Letter sent by David Walker to MP. Clair Thomas.

OFT Report on the Control of Entry Regulations 2003 (Pharmacies)

We are deeply concerned by some of the proposals within this document.

Our main ‘worry’ is the potential detrimental impact on the most vulnerable in our society. Deregulation cannot guarantee easy access to Pharmacies and by its nature is likely to result in a much more commercially driven distribution of Pharmacies – e.g. clusters around GP surgeries or within large supermarkets etc.

Since 1969, our Pharmacy has served a local community where most of our patients are elderly, infirm, small children, disabled or dying. The majority of these patients live within walking distance of the Pharmacy and benefit from a personal identity and service within the Pharmacy community. Our [patients are generally pleased to be able to make the journey to the Pharmacy by themselves and pleased to be able to speak with a pharmacist who knows them, their medical history and their personal situation - Providing independence, dignity, conversation and confidence to many patients who are housebound and dependant upon others for transport.

The demise of local communities is highlighted in the ‘Ghost Town Britain’ report. It is timely to remember the massive power of the Supermarkets – local specialist shops are disappearing all over the country. For our community, implementation of the OFT recommendations would result in:

Whilst some more ‘remote’ pharmacies see a delivery as overcoming the difficulties patients have in accessing them, a delivery service by driver can never substitute for the personal contact with a pharmacist in a pharmacy at the heart of their community.

There is a fundamental incompatibility between a very de-regulated market and the Government’s commitment to deliver a well-planned NHS pharmacy network. If the OFT recommendation is accepted, the distribution of Pharmacies will be governed SOLEY by considerations of maximum profitability, rather than the delivering of rational pharmaceutical services to patients.

If the OFT’s recommendation is accepted, there is a very real risk to the existing Pharmaceutical service in Formby (see attached map showing the distribution of Pharmacies and GP surgeries in Formby).
Tesco in Altcar will almost certainly open a Pharmacy. They have applied twice already under the existing regulations and been turned down on the basis that such a pharmacy is not ‘necessary or desirable’.
The opening of this Pharmacy is likely to make our Pharmacy unviable due to

The reduction in prescription volume and medicine sales, existing recent pressures from the relocation of a surgery from Duke Street to Chapel Lane (next door to a Pharmacy), which resulted in a 15% reduction in dispensing value.  The impact of Safeway and Tesco on ‘shop sales’ since their opening.

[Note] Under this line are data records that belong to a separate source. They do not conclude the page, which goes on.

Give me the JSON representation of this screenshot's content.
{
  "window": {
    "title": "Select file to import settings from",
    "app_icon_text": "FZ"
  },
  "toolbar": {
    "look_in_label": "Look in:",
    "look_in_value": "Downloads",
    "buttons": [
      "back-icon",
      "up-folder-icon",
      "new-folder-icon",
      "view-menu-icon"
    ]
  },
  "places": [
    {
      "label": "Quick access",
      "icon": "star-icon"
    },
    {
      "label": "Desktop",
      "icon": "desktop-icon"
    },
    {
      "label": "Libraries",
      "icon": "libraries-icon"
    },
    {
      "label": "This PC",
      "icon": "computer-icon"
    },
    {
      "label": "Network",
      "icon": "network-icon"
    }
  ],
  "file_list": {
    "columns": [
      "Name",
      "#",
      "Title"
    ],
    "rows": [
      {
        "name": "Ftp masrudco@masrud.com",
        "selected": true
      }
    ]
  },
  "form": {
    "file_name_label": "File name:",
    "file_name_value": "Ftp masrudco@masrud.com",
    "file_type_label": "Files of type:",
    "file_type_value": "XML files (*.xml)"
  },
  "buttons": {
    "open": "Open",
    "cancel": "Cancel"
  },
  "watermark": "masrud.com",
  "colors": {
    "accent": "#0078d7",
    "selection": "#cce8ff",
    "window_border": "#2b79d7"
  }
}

If this Pharmacy were to close, there would be no Pharmacy to the West of the railway, and all other pharmacies would be next to surgeries or in a supermarket. This would affect greatly upon access for those who are less mobile and more vulnerable. As well as restricting their choice of dispensing service, it would make it more difficult for them to buy medicines, and to seek the advice, which so often avoids the need for a GP visit.

Pharmaceutical services are expanding. Pharmacists are embracing a wider role. Certainly, our pharmacy contributes to lessening the GPs workload and provides patient focused care within the local community. Care in the community is the way forward and we are in the heart of that community.

Our purpose is not just to provide a dispensing service but personal care to our patients. It is when we are at our most vulnerable that we need a personal identity and someone who knows us well eases the pain of helplessness. Independence is something the young and healthy take for granted but it becomes very precious when it starts to slip away from us.

We believe that the current legislation guards the availability and access to local pharmaceutical services in a manageable manner. The proposed deregulation can only serve to rob the vulnerable in society of the individual service they currently enjoy.

Southport Reporter is Trade Mark of Patrick Trollope.   Copyright © Patrick Trollope 2003.